[Dataset rows describing interfaces]
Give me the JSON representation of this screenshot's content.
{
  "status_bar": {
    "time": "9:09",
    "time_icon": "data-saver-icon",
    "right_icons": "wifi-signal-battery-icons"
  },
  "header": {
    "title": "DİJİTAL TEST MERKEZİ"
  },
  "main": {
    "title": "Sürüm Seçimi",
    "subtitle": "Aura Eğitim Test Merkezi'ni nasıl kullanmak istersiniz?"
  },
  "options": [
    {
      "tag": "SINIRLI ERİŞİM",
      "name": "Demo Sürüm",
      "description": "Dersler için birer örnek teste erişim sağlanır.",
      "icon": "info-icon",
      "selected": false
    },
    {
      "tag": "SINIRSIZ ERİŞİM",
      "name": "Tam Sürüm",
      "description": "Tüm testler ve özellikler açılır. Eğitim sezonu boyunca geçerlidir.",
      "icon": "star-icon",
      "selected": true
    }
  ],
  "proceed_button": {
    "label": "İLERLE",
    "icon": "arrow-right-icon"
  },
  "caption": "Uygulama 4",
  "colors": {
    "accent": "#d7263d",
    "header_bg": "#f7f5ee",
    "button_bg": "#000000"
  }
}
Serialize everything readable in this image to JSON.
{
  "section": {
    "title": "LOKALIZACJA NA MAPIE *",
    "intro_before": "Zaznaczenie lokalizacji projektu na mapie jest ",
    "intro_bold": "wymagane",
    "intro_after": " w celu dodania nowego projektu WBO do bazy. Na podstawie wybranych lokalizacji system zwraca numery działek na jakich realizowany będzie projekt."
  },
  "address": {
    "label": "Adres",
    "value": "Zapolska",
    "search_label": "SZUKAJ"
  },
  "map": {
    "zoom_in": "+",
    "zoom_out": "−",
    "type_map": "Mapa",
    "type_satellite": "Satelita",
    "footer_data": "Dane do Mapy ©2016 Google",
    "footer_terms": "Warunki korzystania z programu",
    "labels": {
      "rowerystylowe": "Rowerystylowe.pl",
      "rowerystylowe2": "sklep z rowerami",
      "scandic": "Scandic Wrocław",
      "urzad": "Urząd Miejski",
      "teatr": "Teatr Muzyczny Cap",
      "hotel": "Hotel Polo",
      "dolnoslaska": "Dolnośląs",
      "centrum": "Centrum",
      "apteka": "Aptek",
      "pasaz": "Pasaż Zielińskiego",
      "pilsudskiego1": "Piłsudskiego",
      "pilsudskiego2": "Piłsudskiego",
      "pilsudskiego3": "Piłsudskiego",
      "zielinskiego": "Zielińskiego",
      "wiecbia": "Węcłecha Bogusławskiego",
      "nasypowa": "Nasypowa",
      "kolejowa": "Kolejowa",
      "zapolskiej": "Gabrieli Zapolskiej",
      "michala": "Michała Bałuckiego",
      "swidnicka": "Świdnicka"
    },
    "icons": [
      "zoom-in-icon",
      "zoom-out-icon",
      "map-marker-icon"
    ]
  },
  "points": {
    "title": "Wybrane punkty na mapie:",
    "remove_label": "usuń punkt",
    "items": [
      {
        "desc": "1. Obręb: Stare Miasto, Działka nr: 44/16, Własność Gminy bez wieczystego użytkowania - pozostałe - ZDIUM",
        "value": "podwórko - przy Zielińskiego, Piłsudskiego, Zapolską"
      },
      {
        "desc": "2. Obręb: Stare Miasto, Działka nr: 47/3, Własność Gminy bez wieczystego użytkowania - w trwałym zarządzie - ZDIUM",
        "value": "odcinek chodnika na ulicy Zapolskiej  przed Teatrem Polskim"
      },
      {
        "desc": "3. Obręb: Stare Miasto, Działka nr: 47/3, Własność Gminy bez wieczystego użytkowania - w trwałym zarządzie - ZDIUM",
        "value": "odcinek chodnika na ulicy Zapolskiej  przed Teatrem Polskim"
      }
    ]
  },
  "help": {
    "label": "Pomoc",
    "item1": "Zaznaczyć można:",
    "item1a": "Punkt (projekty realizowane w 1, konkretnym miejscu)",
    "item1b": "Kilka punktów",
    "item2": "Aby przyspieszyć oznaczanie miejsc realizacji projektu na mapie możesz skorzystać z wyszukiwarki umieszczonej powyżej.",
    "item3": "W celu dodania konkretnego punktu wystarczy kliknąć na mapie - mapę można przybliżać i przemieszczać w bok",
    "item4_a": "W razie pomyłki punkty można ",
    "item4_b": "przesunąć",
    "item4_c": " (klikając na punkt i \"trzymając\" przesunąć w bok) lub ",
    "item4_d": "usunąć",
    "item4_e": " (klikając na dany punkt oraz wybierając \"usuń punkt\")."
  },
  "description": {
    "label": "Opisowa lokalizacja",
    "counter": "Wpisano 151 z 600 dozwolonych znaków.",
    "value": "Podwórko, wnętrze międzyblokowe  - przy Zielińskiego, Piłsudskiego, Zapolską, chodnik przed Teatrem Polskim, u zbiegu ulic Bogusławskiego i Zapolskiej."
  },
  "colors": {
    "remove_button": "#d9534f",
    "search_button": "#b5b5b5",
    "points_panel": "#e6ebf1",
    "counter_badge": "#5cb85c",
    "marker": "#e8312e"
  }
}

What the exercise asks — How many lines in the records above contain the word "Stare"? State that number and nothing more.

Task output — 3